--- Work to complete ---
From the data below, return all lines holding the string "Legend".

*** Block opens ***

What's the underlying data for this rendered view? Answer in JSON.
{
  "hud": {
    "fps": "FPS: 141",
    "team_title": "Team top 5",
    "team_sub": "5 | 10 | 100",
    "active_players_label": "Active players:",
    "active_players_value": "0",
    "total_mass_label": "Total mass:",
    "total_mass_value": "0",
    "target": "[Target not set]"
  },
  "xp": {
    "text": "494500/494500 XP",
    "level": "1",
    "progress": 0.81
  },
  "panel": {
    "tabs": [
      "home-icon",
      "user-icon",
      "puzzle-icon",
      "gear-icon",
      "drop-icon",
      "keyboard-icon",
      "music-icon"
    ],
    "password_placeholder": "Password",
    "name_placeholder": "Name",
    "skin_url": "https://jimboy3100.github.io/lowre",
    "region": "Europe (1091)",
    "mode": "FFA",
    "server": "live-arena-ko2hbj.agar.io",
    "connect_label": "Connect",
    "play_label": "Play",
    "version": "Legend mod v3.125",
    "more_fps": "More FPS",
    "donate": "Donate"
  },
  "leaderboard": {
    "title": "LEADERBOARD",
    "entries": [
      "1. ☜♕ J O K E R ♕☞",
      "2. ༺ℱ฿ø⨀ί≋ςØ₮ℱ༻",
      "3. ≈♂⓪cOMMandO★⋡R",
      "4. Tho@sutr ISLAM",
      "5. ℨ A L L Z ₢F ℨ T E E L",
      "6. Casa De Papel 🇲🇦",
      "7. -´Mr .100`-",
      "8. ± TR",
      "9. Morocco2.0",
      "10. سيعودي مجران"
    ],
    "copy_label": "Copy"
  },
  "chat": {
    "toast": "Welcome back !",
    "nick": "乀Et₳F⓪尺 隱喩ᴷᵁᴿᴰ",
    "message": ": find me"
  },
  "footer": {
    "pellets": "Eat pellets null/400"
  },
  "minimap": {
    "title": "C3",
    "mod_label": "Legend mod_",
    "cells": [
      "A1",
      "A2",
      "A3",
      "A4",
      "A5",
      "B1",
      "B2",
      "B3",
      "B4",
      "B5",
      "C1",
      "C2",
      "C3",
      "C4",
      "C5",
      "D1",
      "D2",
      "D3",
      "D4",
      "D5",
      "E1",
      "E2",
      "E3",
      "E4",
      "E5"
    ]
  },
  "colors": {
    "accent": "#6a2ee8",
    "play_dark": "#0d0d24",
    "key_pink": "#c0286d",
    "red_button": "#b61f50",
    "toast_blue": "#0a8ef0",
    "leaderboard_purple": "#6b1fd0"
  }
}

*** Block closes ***

--- Response to this exercise ---
    "version": "Legend mod v3.125",
    "mod_label": "Legend mod_",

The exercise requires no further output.